If R is a commutative ring containing a field K as subring and assume that R is finite dimensional vector space over K then show that every prime ideal of R will be a maximal ideal.

My approach was to show for any prime ideal I, R/I will be a finite integral domain and hence a field which will result in I being maximal. But, here it is not given that K is finite field. Since I have just started studying this course and don't know much about Artinian or Noetherian ring so can anyone please solve this problem for infinite field using very basic ideas of ring & vector space theory and not going into domain of Artinian or Noetherian ring.


marked as duplicate by MooS, Daniel W. Farlow, C. Falcon, carmichael561, Leucippus May 17 '17 at 2:09

This question has been asked before and already has an answer.

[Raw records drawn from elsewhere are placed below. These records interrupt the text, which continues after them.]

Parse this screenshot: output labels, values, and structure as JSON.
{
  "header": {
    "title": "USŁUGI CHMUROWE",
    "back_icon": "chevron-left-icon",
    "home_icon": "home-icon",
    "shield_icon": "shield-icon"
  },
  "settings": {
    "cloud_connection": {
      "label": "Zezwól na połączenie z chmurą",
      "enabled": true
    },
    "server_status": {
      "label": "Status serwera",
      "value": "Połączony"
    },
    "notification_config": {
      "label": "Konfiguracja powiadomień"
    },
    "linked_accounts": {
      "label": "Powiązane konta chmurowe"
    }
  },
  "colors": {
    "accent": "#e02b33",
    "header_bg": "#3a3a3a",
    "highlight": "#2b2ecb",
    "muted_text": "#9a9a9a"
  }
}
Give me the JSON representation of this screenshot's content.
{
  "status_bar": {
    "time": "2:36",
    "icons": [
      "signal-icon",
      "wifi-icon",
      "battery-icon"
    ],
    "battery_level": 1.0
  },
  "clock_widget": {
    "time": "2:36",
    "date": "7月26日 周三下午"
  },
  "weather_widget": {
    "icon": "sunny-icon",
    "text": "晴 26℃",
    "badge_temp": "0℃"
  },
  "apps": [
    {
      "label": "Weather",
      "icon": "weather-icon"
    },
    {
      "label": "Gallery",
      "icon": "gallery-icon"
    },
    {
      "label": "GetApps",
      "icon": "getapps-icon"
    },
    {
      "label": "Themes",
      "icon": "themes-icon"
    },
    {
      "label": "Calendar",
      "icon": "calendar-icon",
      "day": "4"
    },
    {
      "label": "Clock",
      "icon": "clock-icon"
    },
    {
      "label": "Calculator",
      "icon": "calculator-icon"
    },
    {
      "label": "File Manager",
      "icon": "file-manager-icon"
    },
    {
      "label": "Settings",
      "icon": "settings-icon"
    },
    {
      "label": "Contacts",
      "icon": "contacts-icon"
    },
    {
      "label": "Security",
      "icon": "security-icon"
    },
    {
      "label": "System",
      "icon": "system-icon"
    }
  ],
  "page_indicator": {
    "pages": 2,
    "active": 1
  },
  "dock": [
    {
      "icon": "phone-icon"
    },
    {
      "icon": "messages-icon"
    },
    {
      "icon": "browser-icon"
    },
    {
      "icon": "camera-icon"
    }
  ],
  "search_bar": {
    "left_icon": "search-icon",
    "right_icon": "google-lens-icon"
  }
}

If those answers do not fully address your question, please ask a new question.


The quotient $R/I$ will be an integral domain that is finite dimensional over $K$. Any integral domain $S$, which is a finite-dimensional algebra over a field $K$ is a field. To prove this, let $a$ be a nonzero element of $S$. The map $\mu:x\mapsto ax$ is a linear transformation on the vector space $S$ over $K$. By integral domainness, $\mu$ is injective, so by finite-dimensionality, it is also surjective: there is $x\in S$ with $ax=1$. So $S$ is a field.

So $R/I$ is a field: $I$ is maximal.

  • $\begingroup$ Thanks. BUT How finite dimensionality implies surjectiveness given the field is infinite $\endgroup$ – Lord KK May 16 '17 at 16:58
  • $\begingroup$ @ShashJ This is just linear algebra: the rank-nullity formula. $\endgroup$ – Lord Shark the Unknown May 16 '17 at 16:59

Not the answer you're looking for? Browse other questions tagged or ask your own question.